Razaz describes her solo viola work “Spellbound” as a soliloquy that features a melody that “hints at Persian music.” Katharina Kang Litton plays it with intensity and a fluid rhythmic sense. “Metamorphosis of Narcissus” is the title of a Salvador Dali painting. It is also the inspiration of the final piece on The Strange Highway. The myth itself has captivated Razaz and is an equal part of her considerations when composing the piece. The latter seems more resonant; not much surrealism is heard. An evocatively scored tone poem, “Metamorphosis of Narcissus” is crammed full of vividly orchestrated, lively motives. The Metropolitan Ensemble, conducted by Andrew Cyr, played this live at Le Poisson Rouge. They provide a detailed rendering of the piece. I was glad not to hear the tinkling of glasses in the background (how did they manage that?).
Cellist Ingbal Segev commissioned “Legend of Sigh” from Razaz. The work is the most extended on the recording – nineteen minutes in duration – and features atmospheric fixed electronics with overdubbed cello. The best parts of the piece make a “super-cello” out of overdubs, somewhat reminiscent of the textures in The Strange Highway’s central section. Descending glissandos are used to heighten tension throughout “Legend of Sigh’s” midpoint. As a foil, modal ascending passages provide a measure of consonance to the proceedings. A blustery section in the middle energizes both the cello and supplies clarion electronics. This is succeeded by an overdubbed ostinato accompaniment and high-lying sustained lines with bell-like electronics.
The second movement displays Segev’s abundant technical skill with a fleet cadenza followed by overdubbed pizzicatos. These two materials morph into the afore-mentioned “super-cello” texture in repeated sections accompanying triumphant ascending scales. Electronics return to accompany a poignant interlude. A sumptuous theme is then accompanied by all of the elements, including a new texture – cello choir playing arpeggiations – that affords a departure at the piece’s conclusion, with a little tag of electronics as an outro. A varied and compelling piece, “Legend of Sigh” is the most forward-looking offering on the recording. Razaz would do well to develop her creativity in this pocket.

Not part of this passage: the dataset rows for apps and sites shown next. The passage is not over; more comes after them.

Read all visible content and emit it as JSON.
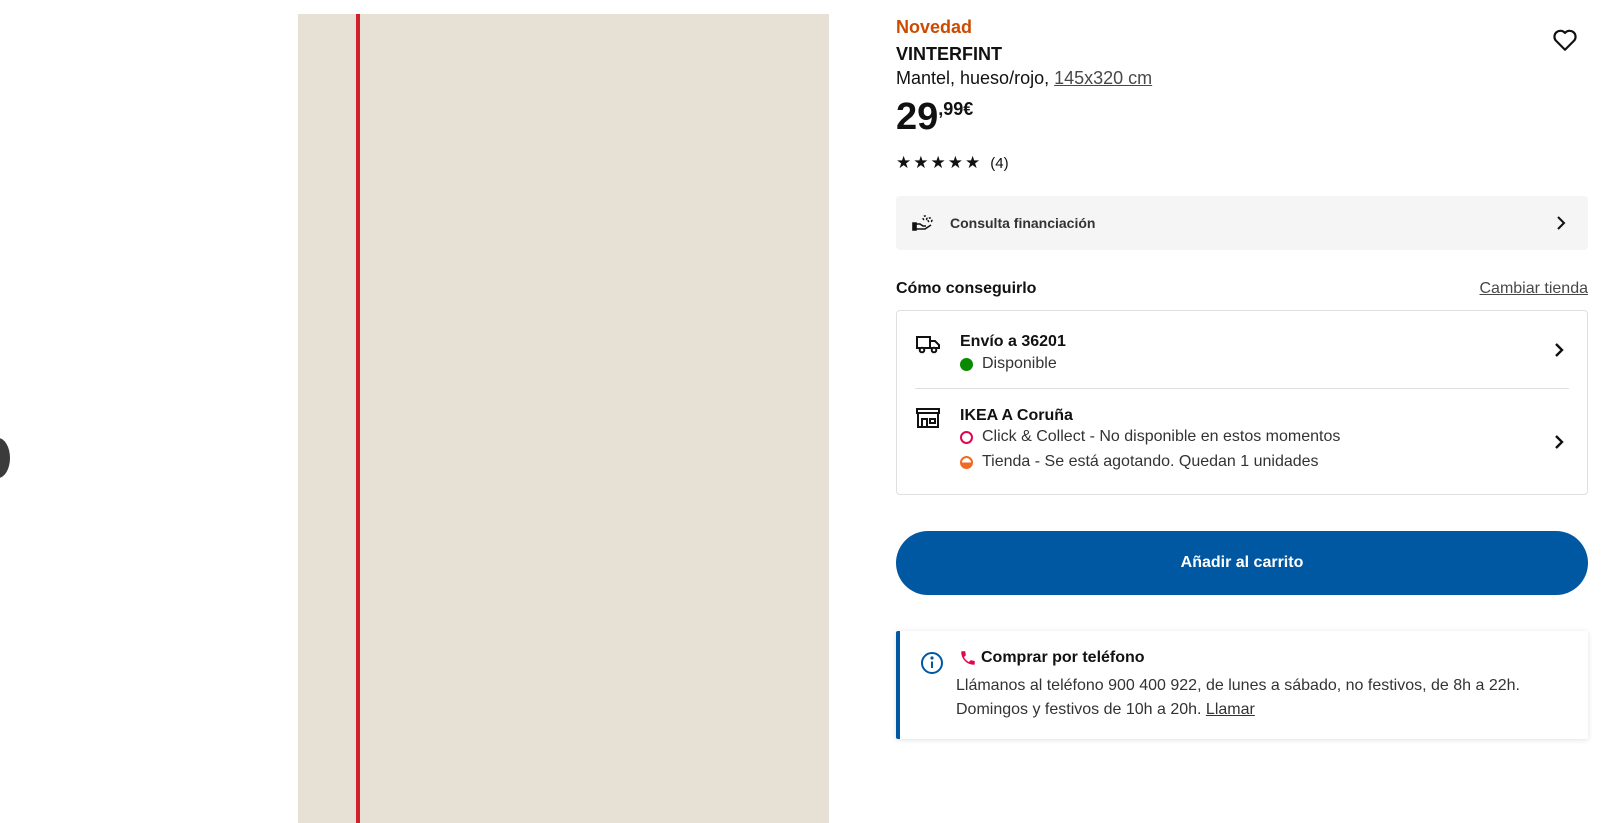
{
  "product": {
    "badge": "Novedad",
    "name": "VINTERFINT",
    "description": "Mantel, hueso/rojo, ",
    "size": "145x320 cm",
    "price_int": "29",
    "price_dec": ",99€",
    "rating_value": 5,
    "rating_max": 5,
    "rating_count": "(4)"
  },
  "finance": {
    "label": "Consulta financiación",
    "icon": "hand-coins-icon"
  },
  "availability": {
    "title": "Cómo conseguirlo",
    "change_store": "Cambiar tienda",
    "delivery": {
      "title": "Envío a 36201",
      "status": "Disponible",
      "status_color": "#0a8a00",
      "icon": "truck-icon"
    },
    "store": {
      "title": "IKEA A Coruña",
      "click_collect": "Click & Collect - No disponible en estos momentos",
      "click_collect_color": "#e00751",
      "instore": "Tienda - Se está agotando. Quedan 1 unidades",
      "instore_color": "#f26a21",
      "icon": "store-icon"
    }
  },
  "cart": {
    "label": "Añadir al carrito",
    "color": "#0058a3"
  },
  "phone": {
    "title": "Comprar por teléfono",
    "text": "Llámanos al teléfono 900 400 922, de lunes a sábado, no festivos, de 8h a 22h. Domingos y festivos de 10h a 20h. ",
    "link": "Llamar"
  },
  "colors": {
    "accent": "#0058a3",
    "badge": "#cc4b00",
    "image_bg": "#e7e0d4",
    "stripe": "#d0202b"
  }
}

Quite a promising portrait recording. Let’s hear some of Razaz’s operas next!